Perhaps one of the most surprising results is the movement in oil demand between 2015 and 2040. According to the WEO, oil demand will stubbornly grow throughout the period, despite concerted efforts to reduce net imports by China, the US and the EU. Most of the reductions in demand will be realised by energy efficiency measures, despite a sizeable increase in oil production in the US, partly as a result of their energy security concerns. Significantly, although power generation and buildings reduce their reliance on oil over the period, and demand from passenger cars falls because of biofuel and electric vehicles, other sectors will more than negate these savings. Freight, aviation and petrochemicals are predicted to doggedly push ahead in demand growth with no real alternatives to fossil fuels in the medium term.
A new contribution to this year’s WEO report is the inclusion, and perhaps elevated importance, of pollutant emissions. The recognition that pollution has become a major public health crisis, causing 6.5 million deaths annually, makes it all the more troublesome that energy is the single biggest emitter of the most important pollutants. For nitrogen oxides (NOx), sulphur dioxide, and fine particulate matter (PM2.5), the overwhelming majority of emissions come from energy generation (oil, coal and biomass respectively). The message here is that moving to a carbon-neutral energy system is not only imperative to reach net-zero emissions by the end of the century (in order to limit average global warming to 2°C), it’s also essential to avoiding millions of early deaths from pollution every year. The IEA released a special report in 2016 on energy and air quality.

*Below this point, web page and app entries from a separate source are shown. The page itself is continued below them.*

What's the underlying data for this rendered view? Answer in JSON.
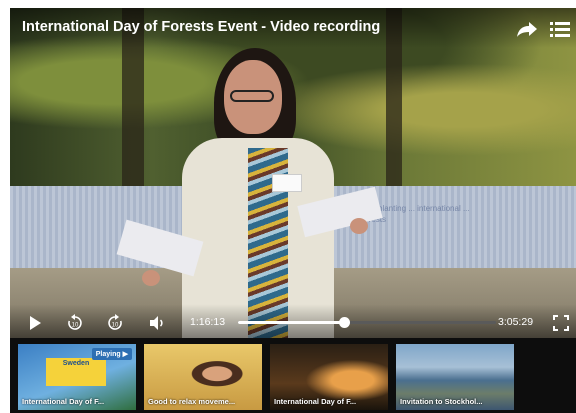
{
  "player": {
    "title": "International Day of Forests Event - Video recording",
    "current_time": "1:16:13",
    "duration": "3:05:29",
    "progress": 0.41,
    "banner_text": "tree planting ... international ... forests"
  },
  "icons": {
    "share": "share-icon",
    "menu": "playlist-menu-icon",
    "play": "play-icon",
    "rewind": "rewind-10-icon",
    "forward": "forward-10-icon",
    "volume": "volume-icon",
    "fullscreen": "fullscreen-icon"
  },
  "colors": {
    "accent": "#2d6fb3",
    "promo": "#f5d23a"
  },
  "thumbnails": [
    {
      "caption": "International Day of F...",
      "badge": "Playing ▶",
      "promo": "Sweden"
    },
    {
      "caption": "Good to relax moveme..."
    },
    {
      "caption": "International Day of F..."
    },
    {
      "caption": "Invitation to Stockhol..."
    }
  ]
}
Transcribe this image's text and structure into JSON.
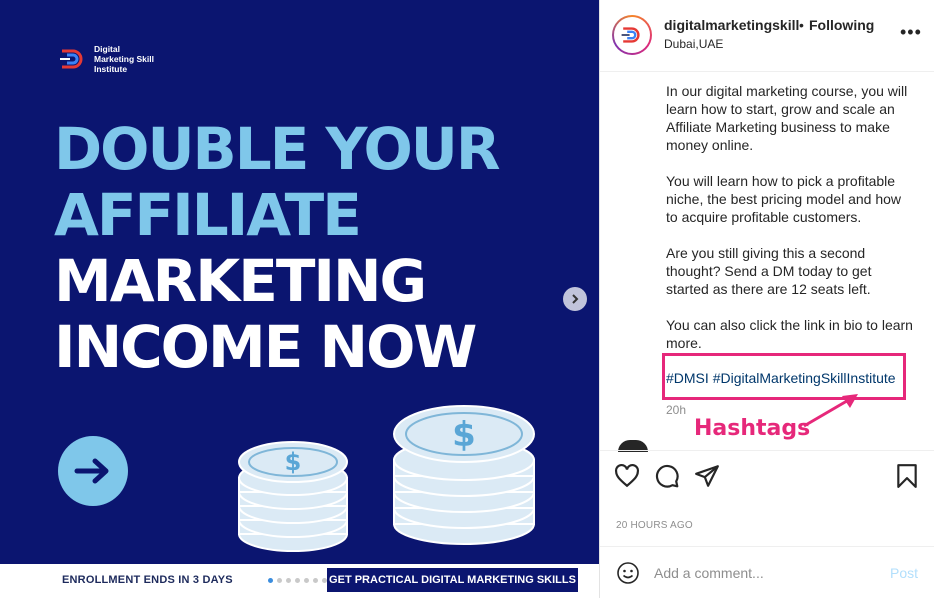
{
  "post_image": {
    "brand_text": "Digital Marketing Skill Institute",
    "headline": [
      "DOUBLE YOUR",
      "AFFILIATE",
      "MARKETING",
      "INCOME NOW"
    ],
    "footer_left": "ENROLLMENT ENDS IN 3 DAYS",
    "footer_cta": "GET PRACTICAL DIGITAL MARKETING SKILLS",
    "carousel_slides": 8,
    "carousel_active_index": 0
  },
  "header": {
    "username": "digitalmarketingskill",
    "separator": "•",
    "follow_status": "Following",
    "location": "Dubai,UAE",
    "more_label": "•••"
  },
  "caption": {
    "paragraphs": [
      "In our digital marketing course, you will learn how to start, grow and scale an Affiliate Marketing business to make money online.",
      "You will learn how to pick a profitable niche, the best pricing model and how to acquire profitable customers.",
      "Are you still giving this a second thought? Send a DM today to get started as there are 12 seats left.",
      "You can also click the link in bio to learn more."
    ],
    "hashtag_1": "#DMSI",
    "hashtag_2": "#DigitalMarketingSkillInstitute",
    "time_ago": "20h"
  },
  "annotation": {
    "label": "Hashtags",
    "color": "#e6287a"
  },
  "actions": {
    "icons": [
      "heart-icon",
      "comment-icon",
      "share-icon",
      "bookmark-icon"
    ],
    "timestamp": "20 HOURS AGO"
  },
  "add_comment": {
    "placeholder": "Add a comment...",
    "post_label": "Post"
  },
  "colors": {
    "image_bg": "#0b1570",
    "accent_light_blue": "#7fc7ea",
    "link": "#00376b",
    "annotation": "#e6287a"
  }
}
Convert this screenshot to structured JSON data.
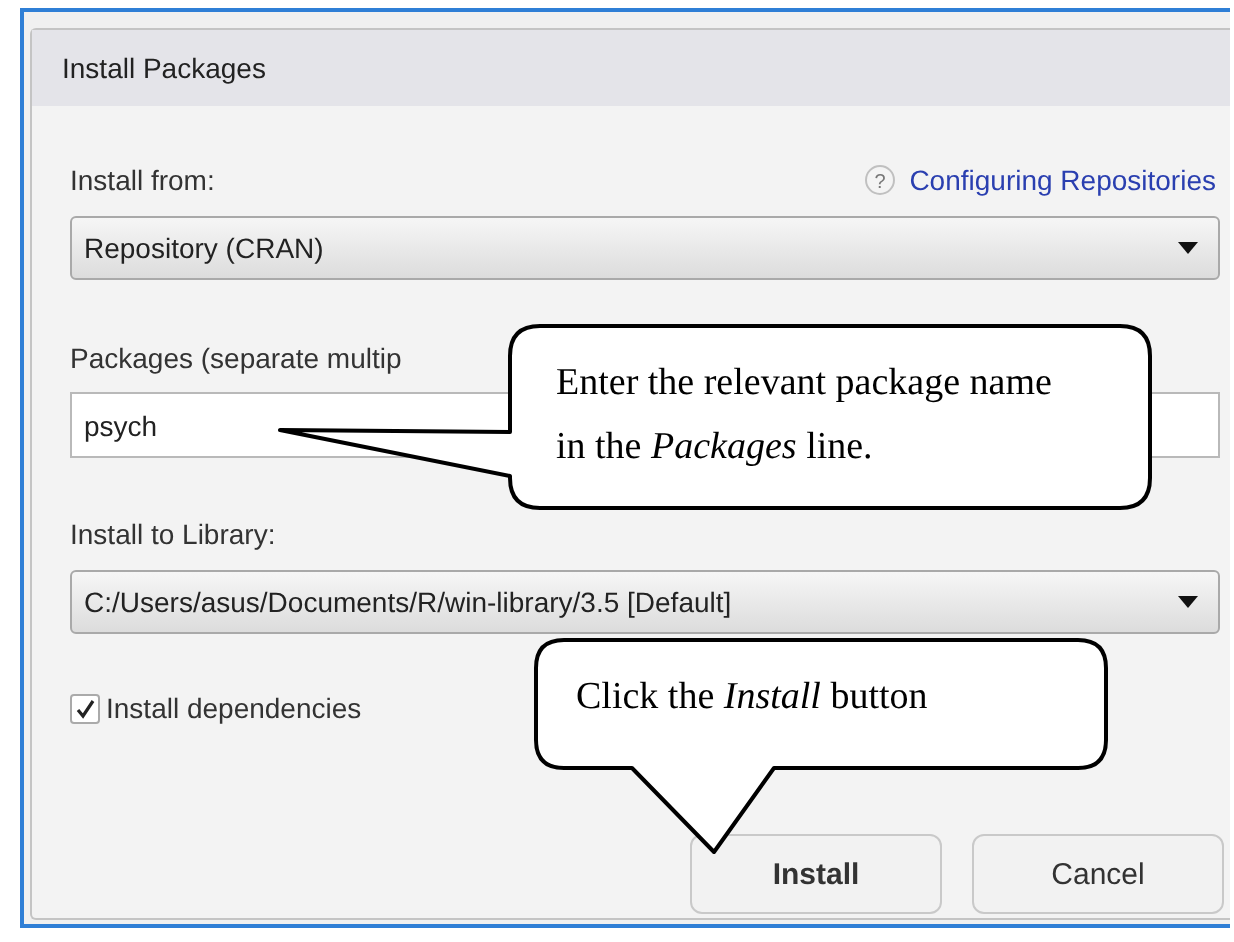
{
  "window": {
    "title": "Install Packages"
  },
  "install_from": {
    "label": "Install from:",
    "help_icon": "?",
    "help_link": "Configuring Repositories",
    "value": "Repository (CRAN)"
  },
  "packages": {
    "label": "Packages (separate multip",
    "value": "psych"
  },
  "library": {
    "label": "Install to Library:",
    "value": "C:/Users/asus/Documents/R/win-library/3.5 [Default]"
  },
  "dependencies": {
    "label": "Install dependencies",
    "checked": true
  },
  "buttons": [
    {
      "label": "Install",
      "default": true
    },
    {
      "label": "Cancel",
      "default": false
    }
  ],
  "callouts": [
    {
      "text": "Enter the relevant package name in the *Packages* line."
    },
    {
      "text": "Click the *Install* button"
    }
  ]
}
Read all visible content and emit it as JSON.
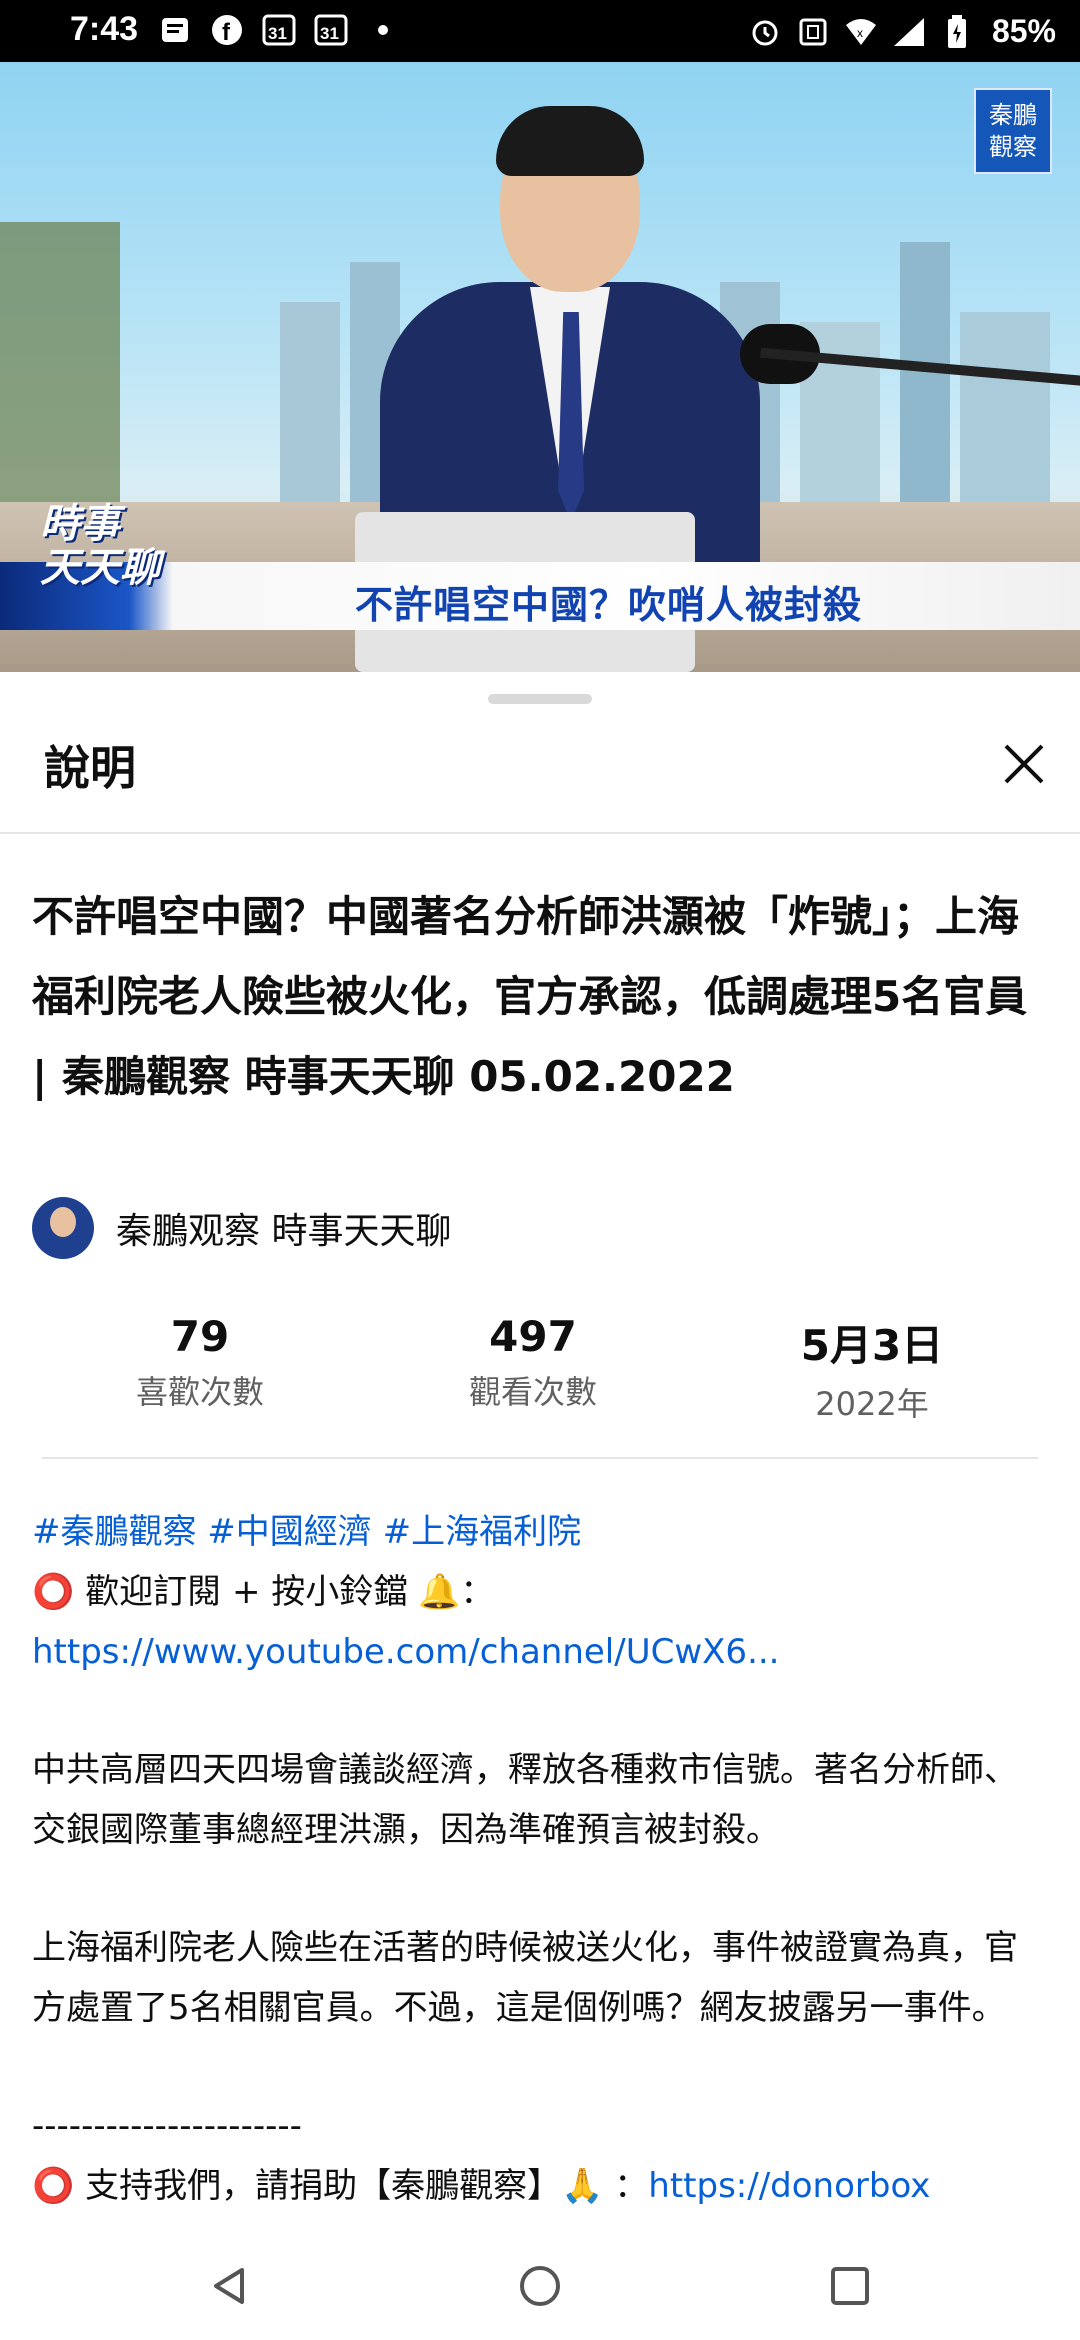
{
  "status_bar": {
    "time": "7:43",
    "left_icons": [
      "message-icon",
      "facebook-icon",
      "calendar-31-icon",
      "calendar-31-icon",
      "dot-icon"
    ],
    "right_icons": [
      "alarm-icon",
      "nfc-icon",
      "wifi-icon",
      "signal-icon",
      "battery-icon"
    ],
    "battery": "85%"
  },
  "video": {
    "logo_text": "秦鵬觀察",
    "show_name_line1": "時事",
    "show_name_line2": "天天聊",
    "headline": "不許唱空中國？吹哨人被封殺",
    "progress_fraction": 0.03
  },
  "sheet": {
    "title": "說明",
    "close_icon": "close-icon"
  },
  "video_info": {
    "title": "不許唱空中國？中國著名分析師洪灝被「炸號」；上海福利院老人險些被火化，官方承認，低調處理5名官員 | 秦鵬觀察 時事天天聊 05.02.2022",
    "channel_name": "秦鵬观察 時事天天聊"
  },
  "stats": {
    "likes_value": "79",
    "likes_label": "喜歡次數",
    "views_value": "497",
    "views_label": "觀看次數",
    "date_value": "5月3日",
    "date_year": "2022年"
  },
  "description": {
    "hashtags": "#秦鵬觀察 #中國經濟 #上海福利院",
    "subscribe_text": " 歡迎訂閱 + 按小鈴鐺 🔔：",
    "subscribe_link": "https://www.youtube.com/channel/UCwX6...",
    "para1": "中共高層四天四場會議談經濟，釋放各種救市信號。著名分析師、交銀國際董事總經理洪灝，因為準確預言被封殺。",
    "para2": "上海福利院老人險些在活著的時候被送火化，事件被證實為真，官方處置了5名相關官員。不過，這是個例嗎？網友披露另一事件。",
    "divider": "----------------------",
    "support_text": " 支持我們，請捐助【秦鵬觀察】🙏 ：",
    "support_link": "https://donorbox",
    "circle_symbol": "⭕"
  },
  "nav_bar": {
    "back": "back-icon",
    "home": "home-icon",
    "recents": "recents-icon"
  }
}
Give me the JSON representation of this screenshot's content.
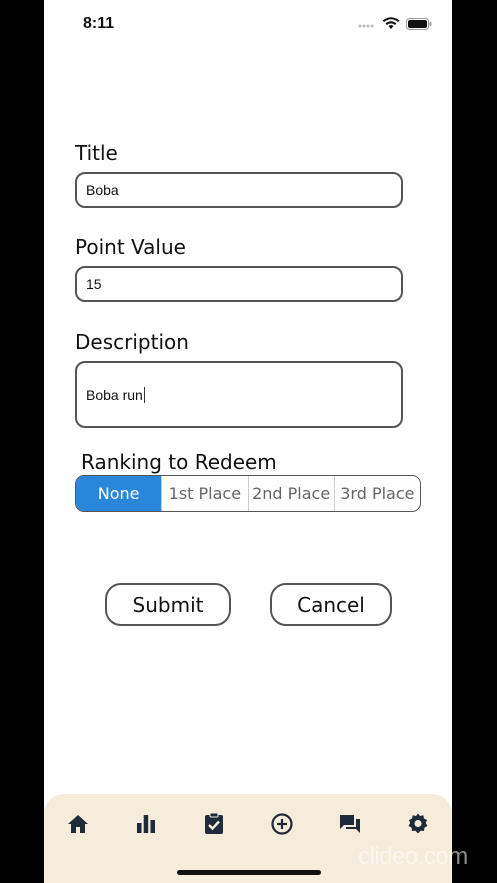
{
  "status_bar": {
    "time": "8:11"
  },
  "form": {
    "title_label": "Title",
    "title_value": "Boba",
    "point_label": "Point Value",
    "point_value": "15",
    "description_label": "Description",
    "description_value": "Boba run",
    "ranking_label": "Ranking to Redeem",
    "ranking_options": [
      "None",
      "1st Place",
      "2nd Place",
      "3rd Place"
    ],
    "ranking_selected": "None"
  },
  "actions": {
    "submit": "Submit",
    "cancel": "Cancel"
  },
  "tabbar": {
    "icons": [
      "home-icon",
      "bar-chart-icon",
      "clipboard-check-icon",
      "add-circle-icon",
      "chat-icon",
      "gear-icon"
    ]
  },
  "watermark": "clideo.com",
  "colors": {
    "accent": "#2a86d8",
    "tabbar_bg": "#f6ecdc"
  }
}
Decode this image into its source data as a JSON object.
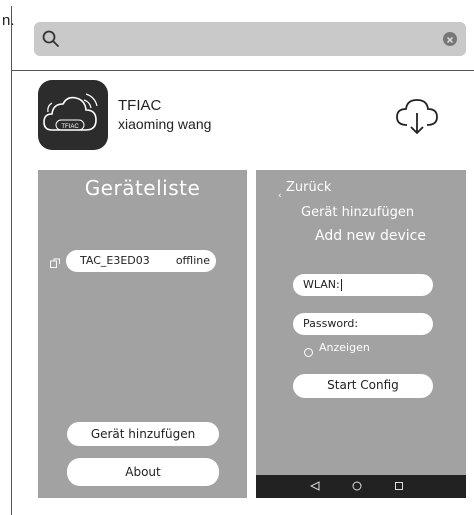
{
  "stray_text": "n.",
  "search": {
    "placeholder": "",
    "value": ""
  },
  "app": {
    "name": "TFIAC",
    "developer": "xiaoming wang",
    "icon_label": "TFIAC"
  },
  "left_panel": {
    "title": "Geräteliste",
    "device": {
      "name": "TAC_E3ED03",
      "status": "offline"
    },
    "add_device_label": "Gerät hinzufügen",
    "about_label": "About"
  },
  "right_panel": {
    "back_label": "Zurück",
    "back_chevron": "‹",
    "title_de": "Gerät hinzufügen",
    "title_en": "Add new device",
    "wlan_label": "WLAN:",
    "password_label": "Password:",
    "show_label": "Anzeigen",
    "start_label": "Start Config"
  },
  "icons": [
    "search-icon",
    "clear-icon",
    "app-icon",
    "cloud-download-icon",
    "device-icon",
    "nav-back-icon",
    "nav-home-icon",
    "nav-recent-icon"
  ]
}
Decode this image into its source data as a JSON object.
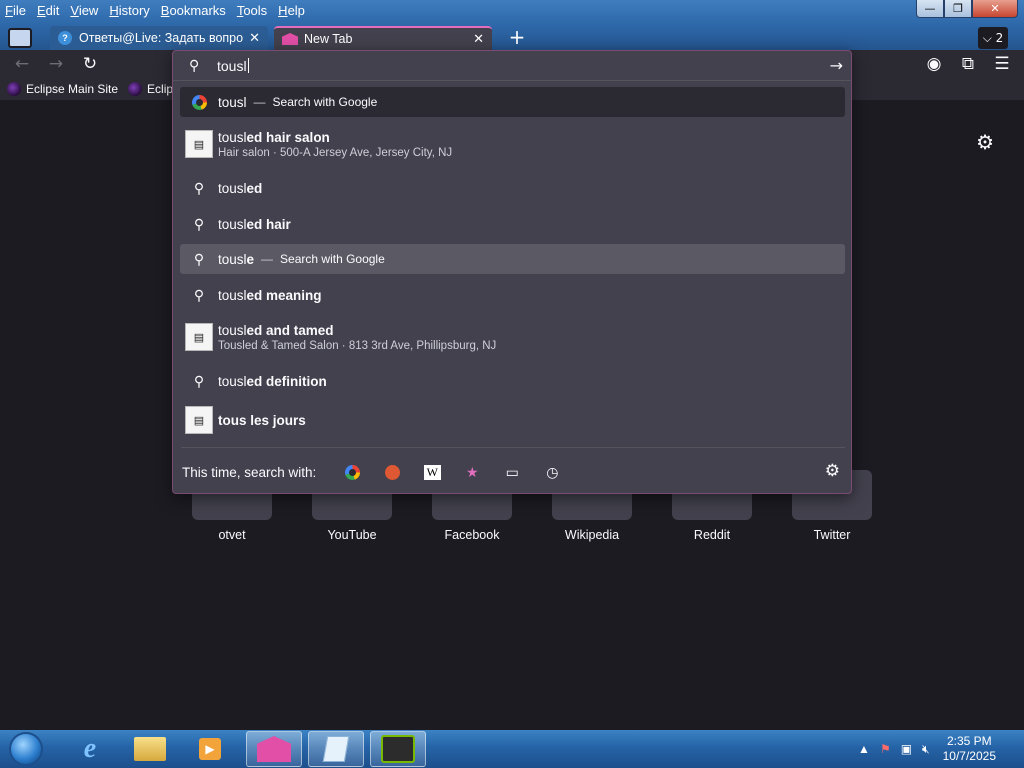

A push from policy
Finally, I noted the report’s summary this year is purposely vague. There is no single narrative that points the way to a sustainable global energy system. Policies will however inescapably guide the results from here. For the IEA, it means working closely with governments and influencing industrial sectors, using the clout of its name and the conviction of its beliefs, to push energy system trajectories in the right direction.
In the short term, the main expectations are troubling for the oil market, and for a good reason: subdued upstream investments see a destabilised growth and increasingly volatile prices. For renewables, policies are needed to push their contribution to heat and transport sectors and forcing changes in power market design. And for gas markets, liquefied natural gas (LNG) transported in ships is competing, increasingly, with gas supplied, in the traditional way, through pipes.
While significant achievements have been made in international pledges, the growth of the renewables sector, the accomplishments of energy efficiency, and the peaking of coal in China, these won’t be enough to limit global warming to 2°C by 2100. Emissions need to peak as soon as possible — as indicated by the Grantham Institute and Carbon Tracker report “Expect the unexpected: The disruptive power of low-carbon technology” published last week — and fall much lower than WEO expects by 2040 to have any chance at achieving net-zero carbon emissions.
Although pledges made at the Paris agreement were an excellent step in the right direction, the IEA is saying that they are not sufficient. Now it’s up to governments to use the framework that Paris has provided to deliver on their promises and then ratchet up their commitments so that they are fit for purpose to meet the climate threat. As the saying goes, “It ain’t over till the fat lady sings”.